|Alaska||Not Available||Not Available|
|Arizona||Not Available||Non-binary ID and Death Certificate in the Arizona legislature|
|Connecticut||Not Available||Not Available|
|Delaware||Not Available||Not Available|
|Florida||Not Available||Not Available|
|Georgia||Not Available||Not Available|
|Idaho||Not Available||Not Available|
|Indiana||Not Available||Not Available|
|Iowa||Not Available||Not Available|
|Kentucky||Not Available||Not Available|
|Louisiana||Not Available||Not Available|
|Mississippi||Not Available||Not Available|
|Missouri||Not Available||Not Available|
|Montana||Not Available||Not Available|
|Nebraska||Not Available||Not Available|
|Nevada||Not Available||Not Available|
|New Hampshire||Not Available||Not Available|
|New Jersey||Available||Not Available|
|New Mexico||Not Available||Available|

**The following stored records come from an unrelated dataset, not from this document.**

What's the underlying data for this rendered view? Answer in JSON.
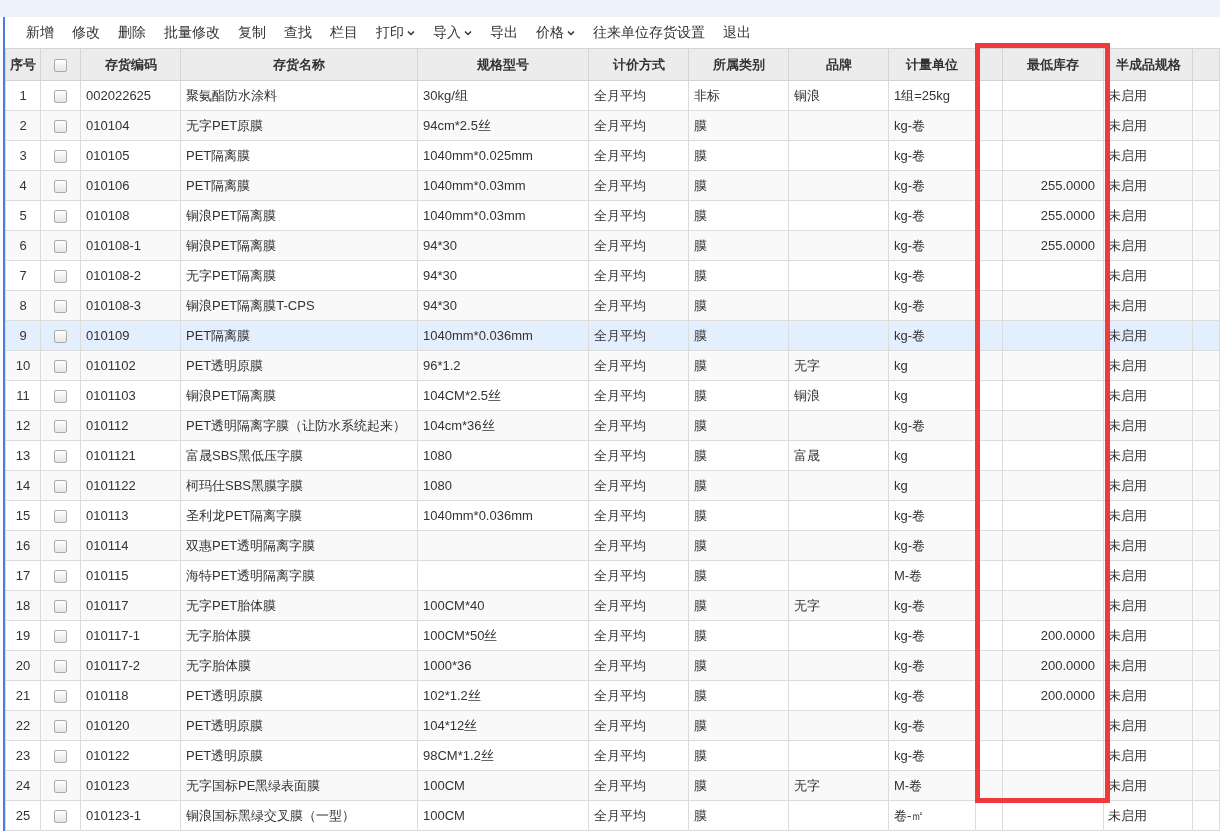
{
  "toolbar": [
    {
      "label": "新增",
      "dropdown": false
    },
    {
      "label": "修改",
      "dropdown": false
    },
    {
      "label": "删除",
      "dropdown": false
    },
    {
      "label": "批量修改",
      "dropdown": false
    },
    {
      "label": "复制",
      "dropdown": false
    },
    {
      "label": "查找",
      "dropdown": false
    },
    {
      "label": "栏目",
      "dropdown": false
    },
    {
      "label": "打印",
      "dropdown": true
    },
    {
      "label": "导入",
      "dropdown": true
    },
    {
      "label": "导出",
      "dropdown": false
    },
    {
      "label": "价格",
      "dropdown": true
    },
    {
      "label": "往来单位存货设置",
      "dropdown": false
    },
    {
      "label": "退出",
      "dropdown": false
    }
  ],
  "table": {
    "select_all_checked": false,
    "columns": {
      "index": "序号",
      "code": "存货编码",
      "name": "存货名称",
      "spec": "规格型号",
      "pricing": "计价方式",
      "category": "所属类别",
      "brand": "品牌",
      "unit": "计量单位",
      "min_stock": "最低库存",
      "semi": "半成品规格"
    },
    "rows": [
      {
        "index": "1",
        "checked": false,
        "selected": false,
        "code": "002022625",
        "name": "聚氨酯防水涂料",
        "spec": "30kg/组",
        "pricing": "全月平均",
        "category": "非标",
        "brand": "铜浪",
        "unit": "1组=25kg",
        "min_stock": "",
        "semi": "未启用"
      },
      {
        "index": "2",
        "checked": false,
        "selected": false,
        "code": "010104",
        "name": "无字PET原膜",
        "spec": "94cm*2.5丝",
        "pricing": "全月平均",
        "category": "膜",
        "brand": "",
        "unit": "kg-卷",
        "min_stock": "",
        "semi": "未启用"
      },
      {
        "index": "3",
        "checked": false,
        "selected": false,
        "code": "010105",
        "name": "PET隔离膜",
        "spec": "1040mm*0.025mm",
        "pricing": "全月平均",
        "category": "膜",
        "brand": "",
        "unit": "kg-卷",
        "min_stock": "",
        "semi": "未启用"
      },
      {
        "index": "4",
        "checked": false,
        "selected": false,
        "code": "010106",
        "name": "PET隔离膜",
        "spec": "1040mm*0.03mm",
        "pricing": "全月平均",
        "category": "膜",
        "brand": "",
        "unit": "kg-卷",
        "min_stock": "255.0000",
        "semi": "未启用"
      },
      {
        "index": "5",
        "checked": false,
        "selected": false,
        "code": "010108",
        "name": "铜浪PET隔离膜",
        "spec": "1040mm*0.03mm",
        "pricing": "全月平均",
        "category": "膜",
        "brand": "",
        "unit": "kg-卷",
        "min_stock": "255.0000",
        "semi": "未启用"
      },
      {
        "index": "6",
        "checked": false,
        "selected": false,
        "code": "010108-1",
        "name": "铜浪PET隔离膜",
        "spec": "94*30",
        "pricing": "全月平均",
        "category": "膜",
        "brand": "",
        "unit": "kg-卷",
        "min_stock": "255.0000",
        "semi": "未启用"
      },
      {
        "index": "7",
        "checked": false,
        "selected": false,
        "code": "010108-2",
        "name": "无字PET隔离膜",
        "spec": "94*30",
        "pricing": "全月平均",
        "category": "膜",
        "brand": "",
        "unit": "kg-卷",
        "min_stock": "",
        "semi": "未启用"
      },
      {
        "index": "8",
        "checked": false,
        "selected": false,
        "code": "010108-3",
        "name": "铜浪PET隔离膜T-CPS",
        "spec": "94*30",
        "pricing": "全月平均",
        "category": "膜",
        "brand": "",
        "unit": "kg-卷",
        "min_stock": "",
        "semi": "未启用"
      },
      {
        "index": "9",
        "checked": false,
        "selected": true,
        "code": "010109",
        "name": "PET隔离膜",
        "spec": "1040mm*0.036mm",
        "pricing": "全月平均",
        "category": "膜",
        "brand": "",
        "unit": "kg-卷",
        "min_stock": "",
        "semi": "未启用"
      },
      {
        "index": "10",
        "checked": false,
        "selected": false,
        "code": "0101102",
        "name": "PET透明原膜",
        "spec": "96*1.2",
        "pricing": "全月平均",
        "category": "膜",
        "brand": "无字",
        "unit": "kg",
        "min_stock": "",
        "semi": "未启用"
      },
      {
        "index": "11",
        "checked": false,
        "selected": false,
        "code": "0101103",
        "name": "铜浪PET隔离膜",
        "spec": "104CM*2.5丝",
        "pricing": "全月平均",
        "category": "膜",
        "brand": "铜浪",
        "unit": "kg",
        "min_stock": "",
        "semi": "未启用"
      },
      {
        "index": "12",
        "checked": false,
        "selected": false,
        "code": "010112",
        "name": "PET透明隔离字膜（让防水系统起来）",
        "spec": "104cm*36丝",
        "pricing": "全月平均",
        "category": "膜",
        "brand": "",
        "unit": "kg-卷",
        "min_stock": "",
        "semi": "未启用"
      },
      {
        "index": "13",
        "checked": false,
        "selected": false,
        "code": "0101121",
        "name": "富晟SBS黑低压字膜",
        "spec": "1080",
        "pricing": "全月平均",
        "category": "膜",
        "brand": "富晟",
        "unit": "kg",
        "min_stock": "",
        "semi": "未启用"
      },
      {
        "index": "14",
        "checked": false,
        "selected": false,
        "code": "0101122",
        "name": "柯玛仕SBS黑膜字膜",
        "spec": "1080",
        "pricing": "全月平均",
        "category": "膜",
        "brand": "",
        "unit": "kg",
        "min_stock": "",
        "semi": "未启用"
      },
      {
        "index": "15",
        "checked": false,
        "selected": false,
        "code": "010113",
        "name": "圣利龙PET隔离字膜",
        "spec": "1040mm*0.036mm",
        "pricing": "全月平均",
        "category": "膜",
        "brand": "",
        "unit": "kg-卷",
        "min_stock": "",
        "semi": "未启用"
      },
      {
        "index": "16",
        "checked": false,
        "selected": false,
        "code": "010114",
        "name": "双惠PET透明隔离字膜",
        "spec": "",
        "pricing": "全月平均",
        "category": "膜",
        "brand": "",
        "unit": "kg-卷",
        "min_stock": "",
        "semi": "未启用"
      },
      {
        "index": "17",
        "checked": false,
        "selected": false,
        "code": "010115",
        "name": "海特PET透明隔离字膜",
        "spec": "",
        "pricing": "全月平均",
        "category": "膜",
        "brand": "",
        "unit": "M-卷",
        "min_stock": "",
        "semi": "未启用"
      },
      {
        "index": "18",
        "checked": false,
        "selected": false,
        "code": "010117",
        "name": "无字PET胎体膜",
        "spec": "100CM*40",
        "pricing": "全月平均",
        "category": "膜",
        "brand": "无字",
        "unit": "kg-卷",
        "min_stock": "",
        "semi": "未启用"
      },
      {
        "index": "19",
        "checked": false,
        "selected": false,
        "code": "010117-1",
        "name": "无字胎体膜",
        "spec": "100CM*50丝",
        "pricing": "全月平均",
        "category": "膜",
        "brand": "",
        "unit": "kg-卷",
        "min_stock": "200.0000",
        "semi": "未启用"
      },
      {
        "index": "20",
        "checked": false,
        "selected": false,
        "code": "010117-2",
        "name": "无字胎体膜",
        "spec": "1000*36",
        "pricing": "全月平均",
        "category": "膜",
        "brand": "",
        "unit": "kg-卷",
        "min_stock": "200.0000",
        "semi": "未启用"
      },
      {
        "index": "21",
        "checked": false,
        "selected": false,
        "code": "010118",
        "name": "PET透明原膜",
        "spec": "102*1.2丝",
        "pricing": "全月平均",
        "category": "膜",
        "brand": "",
        "unit": "kg-卷",
        "min_stock": "200.0000",
        "semi": "未启用"
      },
      {
        "index": "22",
        "checked": false,
        "selected": false,
        "code": "010120",
        "name": "PET透明原膜",
        "spec": "104*12丝",
        "pricing": "全月平均",
        "category": "膜",
        "brand": "",
        "unit": "kg-卷",
        "min_stock": "",
        "semi": "未启用"
      },
      {
        "index": "23",
        "checked": false,
        "selected": false,
        "code": "010122",
        "name": "PET透明原膜",
        "spec": "98CM*1.2丝",
        "pricing": "全月平均",
        "category": "膜",
        "brand": "",
        "unit": "kg-卷",
        "min_stock": "",
        "semi": "未启用"
      },
      {
        "index": "24",
        "checked": false,
        "selected": false,
        "code": "010123",
        "name": "无字国标PE黑绿表面膜",
        "spec": "100CM",
        "pricing": "全月平均",
        "category": "膜",
        "brand": "无字",
        "unit": "M-卷",
        "min_stock": "",
        "semi": "未启用"
      },
      {
        "index": "25",
        "checked": false,
        "selected": false,
        "code": "010123-1",
        "name": "铜浪国标黑绿交叉膜（一型）",
        "spec": "100CM",
        "pricing": "全月平均",
        "category": "膜",
        "brand": "",
        "unit": "卷-㎡",
        "min_stock": "",
        "semi": "未启用"
      }
    ]
  }
}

|New York||Only available for those born in New York City||Non-binary ID and Death Certificate in the NY legislature|
|North Carolina||Not Available||Not Available|
|North Dakota||Not Available||Not Available|
|Ohio||Not Available||Not Available|
|Oklahoma||Not Available||Not Available|
|Rhode Island||Not Available||Not Available|
|South Carolina||Not Available||Not Available|
|South Dakota||Not Available||Not Available|
|Tennessee||Not Available||Not Available|
|Texas||Not Available||Not Available|
|Virginia||Not Available||Available starting July 2020|
|West Virginia||Not Available||Not Available|
|Wisconsin||Not Available||Not Available|
|Wyoming||Not Available||Not Available|
The state of California no longer defines gender as either male or female, since it incorporated a 3rd option in 2019.
This extends beyond just birth certificates in California and includes other official documents such as driver’s licenses and State ID which all recognize non-binary as a 3rd gender.
The Gender Recognition Act, not only allows for a third gender choice on birth certificates and driver’s licenses but also facilitates the process for the transgender community to modify their gender on documents.
It puts an end to the requirements of sworn written documents provided by their doctors and is replaced by an affidavit by the individual in which they declare that the change aligns with their gender identity.
With this measure, California follows Oregon and Washington, who already recognize non-binary individuals on driver’s licenses and State IDs. However, it was the first state to extend it to birth certificates.
New York City passed a law that allows non-binary and gender-nonconforming people to obtain birth certificates that align with their gender identity by presenting a personal affidavit.
Similar to California, no document from a doctor is required to change the sex listed on their birth certificate, making it easier for both transgender people and those defining as non-binary or gender fluid.
In a statement to the press, Council Speaker Corey Johnson, who announced the law, said that the legislation “will make New York birth certificates more inclusive for all and will send a powerful signal to the world that New York City government works for everyone”.
New York City joins other East Side states in their strides to create more inclusive laws. Maine followed suit and started allowing an “X’ on driver’s licenses, as do Vermont , Utah and Minnesota.
However, all those born in the State of New York can obtain an ID that reflects their gender identity.
In July 2018, New Jersey Governor Phil Murphy signed a comprehensive birth certificate law which allows people to choose “male,” “female,” or “undesignated/non-binary,” in the sex field, which became effective on 1 February, 2019.
Upon signing the legislation, Governor Murphy said, "Today is an important day for New Jersey as we continue to strive toward equality for all of our residents, regardless of sex or gender expression,"
Having a third option in the sex category will allow babies that are born intersex to be given time to determine how they identify themselves, and families who want to raise their children outside the typical binary system to have that option.
The states mentioned join Washington, DC which allows for the “X” gender on both birth certificates and personal IDs.
Please bookmark this page as it will be regularly updated as soon as new states change their legislation to be more inclusive allowing third gender options in their documentation.